| Exercise prompt |
Return all of the records below verbatim.

(Items from a data source)
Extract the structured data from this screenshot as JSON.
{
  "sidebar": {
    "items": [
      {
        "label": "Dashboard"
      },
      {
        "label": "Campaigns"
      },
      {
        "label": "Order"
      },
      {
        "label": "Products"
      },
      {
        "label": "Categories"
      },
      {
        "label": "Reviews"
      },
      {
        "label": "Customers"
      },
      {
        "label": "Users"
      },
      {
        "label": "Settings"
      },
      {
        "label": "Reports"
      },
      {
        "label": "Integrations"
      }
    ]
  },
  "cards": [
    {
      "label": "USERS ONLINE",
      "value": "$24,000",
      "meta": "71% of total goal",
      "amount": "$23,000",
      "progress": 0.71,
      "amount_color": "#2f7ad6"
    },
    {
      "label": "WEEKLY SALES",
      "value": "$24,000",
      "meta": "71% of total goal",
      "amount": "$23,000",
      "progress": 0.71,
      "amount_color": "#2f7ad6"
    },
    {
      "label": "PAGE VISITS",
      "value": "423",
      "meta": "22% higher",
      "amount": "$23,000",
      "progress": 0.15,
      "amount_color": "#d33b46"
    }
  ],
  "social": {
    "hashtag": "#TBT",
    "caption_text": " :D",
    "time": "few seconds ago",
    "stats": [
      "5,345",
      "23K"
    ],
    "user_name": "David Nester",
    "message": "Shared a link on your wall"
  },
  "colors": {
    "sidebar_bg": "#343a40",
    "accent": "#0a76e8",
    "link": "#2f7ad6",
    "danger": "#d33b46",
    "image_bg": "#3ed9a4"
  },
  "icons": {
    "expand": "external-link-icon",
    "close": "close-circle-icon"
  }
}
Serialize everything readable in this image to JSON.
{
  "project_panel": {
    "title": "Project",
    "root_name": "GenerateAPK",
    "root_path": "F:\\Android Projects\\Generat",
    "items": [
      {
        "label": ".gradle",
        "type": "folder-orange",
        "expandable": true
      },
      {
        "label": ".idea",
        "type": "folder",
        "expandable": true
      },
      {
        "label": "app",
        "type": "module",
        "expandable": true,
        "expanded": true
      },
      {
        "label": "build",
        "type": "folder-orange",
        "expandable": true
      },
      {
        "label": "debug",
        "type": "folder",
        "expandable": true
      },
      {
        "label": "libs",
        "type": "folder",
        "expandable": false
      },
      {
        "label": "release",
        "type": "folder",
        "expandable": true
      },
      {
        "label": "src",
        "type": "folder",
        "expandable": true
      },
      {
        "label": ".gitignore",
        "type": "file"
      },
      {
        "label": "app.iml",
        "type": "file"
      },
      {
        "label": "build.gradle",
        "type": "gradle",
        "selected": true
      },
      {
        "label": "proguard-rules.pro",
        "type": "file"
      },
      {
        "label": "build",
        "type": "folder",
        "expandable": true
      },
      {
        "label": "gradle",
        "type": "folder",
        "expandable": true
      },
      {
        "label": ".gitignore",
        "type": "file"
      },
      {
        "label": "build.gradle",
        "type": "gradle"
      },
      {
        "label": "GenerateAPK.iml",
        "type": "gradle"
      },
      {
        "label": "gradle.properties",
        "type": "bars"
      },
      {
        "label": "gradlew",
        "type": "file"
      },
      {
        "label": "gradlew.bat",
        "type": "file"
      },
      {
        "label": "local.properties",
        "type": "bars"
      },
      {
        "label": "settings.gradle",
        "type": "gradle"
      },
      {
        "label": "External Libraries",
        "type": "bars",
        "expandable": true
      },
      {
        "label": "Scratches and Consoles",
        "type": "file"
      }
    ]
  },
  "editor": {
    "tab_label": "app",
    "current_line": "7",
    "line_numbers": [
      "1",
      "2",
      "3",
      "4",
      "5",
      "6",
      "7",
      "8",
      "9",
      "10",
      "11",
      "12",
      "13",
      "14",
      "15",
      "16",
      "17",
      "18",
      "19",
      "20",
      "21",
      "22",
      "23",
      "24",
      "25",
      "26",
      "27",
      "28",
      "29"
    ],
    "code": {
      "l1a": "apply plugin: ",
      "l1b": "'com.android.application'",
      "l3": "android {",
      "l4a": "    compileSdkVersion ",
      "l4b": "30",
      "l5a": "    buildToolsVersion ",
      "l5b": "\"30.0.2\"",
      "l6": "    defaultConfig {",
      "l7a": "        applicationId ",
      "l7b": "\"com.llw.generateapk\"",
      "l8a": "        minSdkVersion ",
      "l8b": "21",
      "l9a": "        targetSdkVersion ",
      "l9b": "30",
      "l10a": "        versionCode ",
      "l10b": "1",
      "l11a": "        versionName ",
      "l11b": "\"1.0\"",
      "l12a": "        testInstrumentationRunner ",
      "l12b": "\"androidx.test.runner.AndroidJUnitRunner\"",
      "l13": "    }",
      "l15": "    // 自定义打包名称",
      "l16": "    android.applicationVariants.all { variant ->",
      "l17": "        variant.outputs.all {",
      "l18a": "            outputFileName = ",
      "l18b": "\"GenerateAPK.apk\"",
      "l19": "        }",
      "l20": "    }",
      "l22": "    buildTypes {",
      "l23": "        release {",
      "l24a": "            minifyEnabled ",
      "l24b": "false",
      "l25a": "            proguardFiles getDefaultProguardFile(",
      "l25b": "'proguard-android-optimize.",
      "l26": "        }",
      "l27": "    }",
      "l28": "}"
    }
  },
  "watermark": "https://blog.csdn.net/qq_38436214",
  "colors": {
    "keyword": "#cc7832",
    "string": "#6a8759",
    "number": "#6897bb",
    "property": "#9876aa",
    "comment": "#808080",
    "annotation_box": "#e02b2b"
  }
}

| Task result |
Extract the structured data from this screenshot as JSON.
{
  "sidebar": {
    "items": [
      {
        "label": "Dashboard"
      },
      {
        "label": "Campaigns"
      },
      {
        "label": "Order"
      },
      {
        "label": "Products"
      },
      {
        "label": "Categories"
      },
      {
        "label": "Reviews"
      },
      {
        "label": "Customers"
      },
      {
        "label": "Users"
      },
      {
        "label": "Settings"
      },
      {
        "label": "Reports"
      },
      {
        "label": "Integrations"
      }
    ]
  },
  "cards": [
    {
      "label": "USERS ONLINE",
      "value": "$24,000",
      "meta": "71% of total goal",
      "amount": "$23,000",
      "progress": 0.71,
      "amount_color": "#2f7ad6"
    },
    {
      "label": "WEEKLY SALES",
      "value": "$24,000",
      "meta": "71% of total goal",
      "amount": "$23,000",
      "progress": 0.71,
      "amount_color": "#2f7ad6"
    },
    {
      "label": "PAGE VISITS",
      "value": "423",
      "meta": "22% higher",
      "amount": "$23,000",
      "progress": 0.15,
      "amount_color": "#d33b46"
    }
  ],
  "social": {
    "hashtag": "#TBT",
    "caption_text": " :D",
    "time": "few seconds ago",
    "stats": [
      "5,345",
      "23K"
    ],
    "user_name": "David Nester",
    "message": "Shared a link on your wall"
  },
  "colors": {
    "sidebar_bg": "#343a40",
    "accent": "#0a76e8",
    "link": "#2f7ad6",
    "danger": "#d33b46",
    "image_bg": "#3ed9a4"
  },
  "icons": {
    "expand": "external-link-icon",
    "close": "close-circle-icon"
  }
}
Serialize everything readable in this image to JSON.
{
  "project_panel": {
    "title": "Project",
    "root_name": "GenerateAPK",
    "root_path": "F:\\Android Projects\\Generat",
    "items": [
      {
        "label": ".gradle",
        "type": "folder-orange",
        "expandable": true
      },
      {
        "label": ".idea",
        "type": "folder",
        "expandable": true
      },
      {
        "label": "app",
        "type": "module",
        "expandable": true,
        "expanded": true
      },
      {
        "label": "build",
        "type": "folder-orange",
        "expandable": true
      },
      {
        "label": "debug",
        "type": "folder",
        "expandable": true
      },
      {
        "label": "libs",
        "type": "folder",
        "expandable": false
      },
      {
        "label": "release",
        "type": "folder",
        "expandable": true
      },
      {
        "label": "src",
        "type": "folder",
        "expandable": true
      },
      {
        "label": ".gitignore",
        "type": "file"
      },
      {
        "label": "app.iml",
        "type": "file"
      },
      {
        "label": "build.gradle",
        "type": "gradle",
        "selected": true
      },
      {
        "label": "proguard-rules.pro",
        "type": "file"
      },
      {
        "label": "build",
        "type": "folder",
        "expandable": true
      },
      {
        "label": "gradle",
        "type": "folder",
        "expandable": true
      },
      {
        "label": ".gitignore",
        "type": "file"
      },
      {
        "label": "build.gradle",
        "type": "gradle"
      },
      {
        "label": "GenerateAPK.iml",
        "type": "gradle"
      },
      {
        "label": "gradle.properties",
        "type": "bars"
      },
      {
        "label": "gradlew",
        "type": "file"
      },
      {
        "label": "gradlew.bat",
        "type": "file"
      },
      {
        "label": "local.properties",
        "type": "bars"
      },
      {
        "label": "settings.gradle",
        "type": "gradle"
      },
      {
        "label": "External Libraries",
        "type": "bars",
        "expandable": true
      },
      {
        "label": "Scratches and Consoles",
        "type": "file"
      }
    ]
  },
  "editor": {
    "tab_label": "app",
    "current_line": "7",
    "line_numbers": [
      "1",
      "2",
      "3",
      "4",
      "5",
      "6",
      "7",
      "8",
      "9",
      "10",
      "11",
      "12",
      "13",
      "14",
      "15",
      "16",
      "17",
      "18",
      "19",
      "20",
      "21",
      "22",
      "23",
      "24",
      "25",
      "26",
      "27",
      "28",
      "29"
    ],
    "code": {
      "l1a": "apply plugin: ",
      "l1b": "'com.android.application'",
      "l3": "android {",
      "l4a": "    compileSdkVersion ",
      "l4b": "30",
      "l5a": "    buildToolsVersion ",
      "l5b": "\"30.0.2\"",
      "l6": "    defaultConfig {",
      "l7a": "        applicationId ",
      "l7b": "\"com.llw.generateapk\"",
      "l8a": "        minSdkVersion ",
      "l8b": "21",
      "l9a": "        targetSdkVersion ",
      "l9b": "30",
      "l10a": "        versionCode ",
      "l10b": "1",
      "l11a": "        versionName ",
      "l11b": "\"1.0\"",
      "l12a": "        testInstrumentationRunner ",
      "l12b": "\"androidx.test.runner.AndroidJUnitRunner\"",
      "l13": "    }",
      "l15": "    // 自定义打包名称",
      "l16": "    android.applicationVariants.all { variant ->",
      "l17": "        variant.outputs.all {",
      "l18a": "            outputFileName = ",
      "l18b": "\"GenerateAPK.apk\"",
      "l19": "        }",
      "l20": "    }",
      "l22": "    buildTypes {",
      "l23": "        release {",
      "l24a": "            minifyEnabled ",
      "l24b": "false",
      "l25a": "            proguardFiles getDefaultProguardFile(",
      "l25b": "'proguard-android-optimize.",
      "l26": "        }",
      "l27": "    }",
      "l28": "}"
    }
  },
  "watermark": "https://blog.csdn.net/qq_38436214",
  "colors": {
    "keyword": "#cc7832",
    "string": "#6a8759",
    "number": "#6897bb",
    "property": "#9876aa",
    "comment": "#808080",
    "annotation_box": "#e02b2b"
  }
}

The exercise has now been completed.